• _Supplied data_:
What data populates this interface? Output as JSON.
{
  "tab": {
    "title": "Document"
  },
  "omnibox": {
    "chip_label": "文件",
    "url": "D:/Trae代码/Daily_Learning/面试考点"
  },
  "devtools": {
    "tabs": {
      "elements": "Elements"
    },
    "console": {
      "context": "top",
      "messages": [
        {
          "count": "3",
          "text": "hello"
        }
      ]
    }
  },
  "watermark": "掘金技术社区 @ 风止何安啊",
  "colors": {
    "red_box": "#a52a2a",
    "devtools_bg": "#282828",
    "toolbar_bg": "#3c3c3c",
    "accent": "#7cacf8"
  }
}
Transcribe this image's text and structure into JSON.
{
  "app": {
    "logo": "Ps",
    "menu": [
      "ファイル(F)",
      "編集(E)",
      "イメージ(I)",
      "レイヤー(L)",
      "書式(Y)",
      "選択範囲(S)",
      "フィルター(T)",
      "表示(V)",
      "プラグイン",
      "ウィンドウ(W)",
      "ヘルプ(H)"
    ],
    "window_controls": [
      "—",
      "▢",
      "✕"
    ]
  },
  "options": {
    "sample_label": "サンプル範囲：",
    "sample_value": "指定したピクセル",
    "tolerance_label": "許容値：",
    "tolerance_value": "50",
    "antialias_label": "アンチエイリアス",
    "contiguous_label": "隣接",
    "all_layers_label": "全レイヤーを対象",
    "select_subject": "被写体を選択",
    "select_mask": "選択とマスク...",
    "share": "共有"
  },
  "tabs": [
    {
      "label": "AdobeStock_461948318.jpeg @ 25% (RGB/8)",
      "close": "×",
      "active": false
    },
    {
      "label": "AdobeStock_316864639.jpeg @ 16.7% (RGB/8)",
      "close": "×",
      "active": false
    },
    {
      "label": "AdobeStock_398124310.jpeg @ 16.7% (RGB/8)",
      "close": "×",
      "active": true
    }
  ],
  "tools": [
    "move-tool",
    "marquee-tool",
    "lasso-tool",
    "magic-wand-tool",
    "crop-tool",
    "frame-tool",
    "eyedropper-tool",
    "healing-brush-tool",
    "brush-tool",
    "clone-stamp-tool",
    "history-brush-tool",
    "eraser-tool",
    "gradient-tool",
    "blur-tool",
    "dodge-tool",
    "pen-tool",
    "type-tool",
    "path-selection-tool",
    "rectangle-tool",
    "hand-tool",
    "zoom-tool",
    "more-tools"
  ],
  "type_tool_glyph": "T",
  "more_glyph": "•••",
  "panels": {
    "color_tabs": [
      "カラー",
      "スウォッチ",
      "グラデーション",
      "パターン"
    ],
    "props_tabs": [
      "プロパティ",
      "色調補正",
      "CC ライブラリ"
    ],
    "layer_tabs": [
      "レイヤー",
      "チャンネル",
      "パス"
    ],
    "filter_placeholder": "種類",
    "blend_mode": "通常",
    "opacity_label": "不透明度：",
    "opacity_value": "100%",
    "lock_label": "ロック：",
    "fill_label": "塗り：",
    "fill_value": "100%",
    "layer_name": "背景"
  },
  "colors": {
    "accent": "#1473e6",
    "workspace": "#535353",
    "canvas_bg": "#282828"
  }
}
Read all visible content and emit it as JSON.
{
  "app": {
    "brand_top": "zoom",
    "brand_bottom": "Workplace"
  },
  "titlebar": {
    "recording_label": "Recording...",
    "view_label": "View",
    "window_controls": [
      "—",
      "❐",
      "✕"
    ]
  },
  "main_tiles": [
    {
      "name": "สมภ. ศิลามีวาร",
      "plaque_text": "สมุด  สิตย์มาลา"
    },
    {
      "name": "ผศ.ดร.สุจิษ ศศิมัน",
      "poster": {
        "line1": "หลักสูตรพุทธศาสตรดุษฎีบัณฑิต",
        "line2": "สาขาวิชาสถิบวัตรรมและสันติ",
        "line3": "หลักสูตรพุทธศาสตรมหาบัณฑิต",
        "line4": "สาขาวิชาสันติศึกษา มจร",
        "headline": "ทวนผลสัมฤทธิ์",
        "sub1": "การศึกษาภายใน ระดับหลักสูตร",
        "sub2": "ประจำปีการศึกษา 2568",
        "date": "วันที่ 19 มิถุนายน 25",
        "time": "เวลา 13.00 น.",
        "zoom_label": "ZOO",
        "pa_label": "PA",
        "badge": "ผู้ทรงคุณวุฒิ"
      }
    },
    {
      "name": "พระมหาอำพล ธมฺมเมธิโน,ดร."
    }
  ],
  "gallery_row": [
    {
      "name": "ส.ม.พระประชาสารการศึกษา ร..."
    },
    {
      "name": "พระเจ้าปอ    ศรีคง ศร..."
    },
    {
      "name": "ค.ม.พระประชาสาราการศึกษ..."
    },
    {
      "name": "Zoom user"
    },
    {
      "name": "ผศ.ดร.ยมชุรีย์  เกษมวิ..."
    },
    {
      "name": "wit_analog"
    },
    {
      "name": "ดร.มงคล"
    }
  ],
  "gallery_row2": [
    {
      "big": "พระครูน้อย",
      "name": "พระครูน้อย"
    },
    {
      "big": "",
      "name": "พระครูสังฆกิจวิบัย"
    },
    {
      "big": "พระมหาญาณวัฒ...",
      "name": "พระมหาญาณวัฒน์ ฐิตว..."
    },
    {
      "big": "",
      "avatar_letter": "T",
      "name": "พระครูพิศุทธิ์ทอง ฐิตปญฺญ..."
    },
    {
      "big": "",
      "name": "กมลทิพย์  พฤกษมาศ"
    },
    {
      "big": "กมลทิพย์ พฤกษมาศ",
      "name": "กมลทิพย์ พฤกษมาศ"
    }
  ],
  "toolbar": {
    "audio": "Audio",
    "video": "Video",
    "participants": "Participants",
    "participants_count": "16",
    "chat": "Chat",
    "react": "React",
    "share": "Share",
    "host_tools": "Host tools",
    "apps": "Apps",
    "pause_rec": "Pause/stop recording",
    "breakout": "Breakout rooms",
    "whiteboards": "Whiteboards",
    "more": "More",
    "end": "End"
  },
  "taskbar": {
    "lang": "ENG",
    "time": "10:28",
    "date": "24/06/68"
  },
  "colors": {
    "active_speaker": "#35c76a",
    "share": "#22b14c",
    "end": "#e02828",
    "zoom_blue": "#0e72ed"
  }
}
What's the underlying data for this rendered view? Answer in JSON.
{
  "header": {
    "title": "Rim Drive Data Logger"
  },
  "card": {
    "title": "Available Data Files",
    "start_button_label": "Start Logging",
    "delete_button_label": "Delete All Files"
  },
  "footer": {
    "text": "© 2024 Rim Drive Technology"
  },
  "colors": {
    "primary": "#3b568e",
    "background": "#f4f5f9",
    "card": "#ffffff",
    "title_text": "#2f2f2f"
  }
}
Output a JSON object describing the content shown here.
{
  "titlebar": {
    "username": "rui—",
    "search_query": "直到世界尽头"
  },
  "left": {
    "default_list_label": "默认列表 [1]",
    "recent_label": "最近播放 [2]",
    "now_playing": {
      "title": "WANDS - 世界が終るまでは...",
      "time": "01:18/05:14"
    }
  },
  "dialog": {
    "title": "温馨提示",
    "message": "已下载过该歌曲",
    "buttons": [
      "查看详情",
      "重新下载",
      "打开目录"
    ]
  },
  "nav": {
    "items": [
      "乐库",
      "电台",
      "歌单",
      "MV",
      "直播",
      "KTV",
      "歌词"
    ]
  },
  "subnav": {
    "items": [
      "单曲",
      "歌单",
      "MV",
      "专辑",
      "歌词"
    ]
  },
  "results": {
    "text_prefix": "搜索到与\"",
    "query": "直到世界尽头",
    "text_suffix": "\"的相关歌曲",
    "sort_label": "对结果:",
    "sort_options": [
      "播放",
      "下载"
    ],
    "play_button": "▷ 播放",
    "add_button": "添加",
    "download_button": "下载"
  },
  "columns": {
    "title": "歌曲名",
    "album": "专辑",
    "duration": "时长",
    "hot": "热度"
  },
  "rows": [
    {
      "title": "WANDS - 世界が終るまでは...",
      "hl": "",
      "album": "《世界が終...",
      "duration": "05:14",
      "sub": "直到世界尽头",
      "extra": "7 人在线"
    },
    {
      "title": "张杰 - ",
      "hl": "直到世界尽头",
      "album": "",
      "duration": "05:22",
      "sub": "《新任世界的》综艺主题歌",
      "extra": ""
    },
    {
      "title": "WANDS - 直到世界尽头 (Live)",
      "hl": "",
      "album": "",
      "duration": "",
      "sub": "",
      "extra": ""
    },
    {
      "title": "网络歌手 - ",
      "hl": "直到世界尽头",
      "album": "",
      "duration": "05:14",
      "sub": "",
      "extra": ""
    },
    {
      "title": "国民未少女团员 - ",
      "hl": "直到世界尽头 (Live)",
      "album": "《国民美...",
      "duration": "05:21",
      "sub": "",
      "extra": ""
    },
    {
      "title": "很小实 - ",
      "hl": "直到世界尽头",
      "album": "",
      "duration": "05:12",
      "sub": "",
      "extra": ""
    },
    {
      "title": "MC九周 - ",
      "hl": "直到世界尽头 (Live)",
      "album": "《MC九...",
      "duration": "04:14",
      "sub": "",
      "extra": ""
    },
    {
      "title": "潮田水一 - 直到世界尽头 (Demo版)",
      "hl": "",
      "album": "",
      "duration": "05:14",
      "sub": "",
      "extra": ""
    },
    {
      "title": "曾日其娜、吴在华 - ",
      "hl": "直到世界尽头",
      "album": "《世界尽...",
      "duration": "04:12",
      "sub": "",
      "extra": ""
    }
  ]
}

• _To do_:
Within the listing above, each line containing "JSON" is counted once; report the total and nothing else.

• _Solution for this exercise_:
5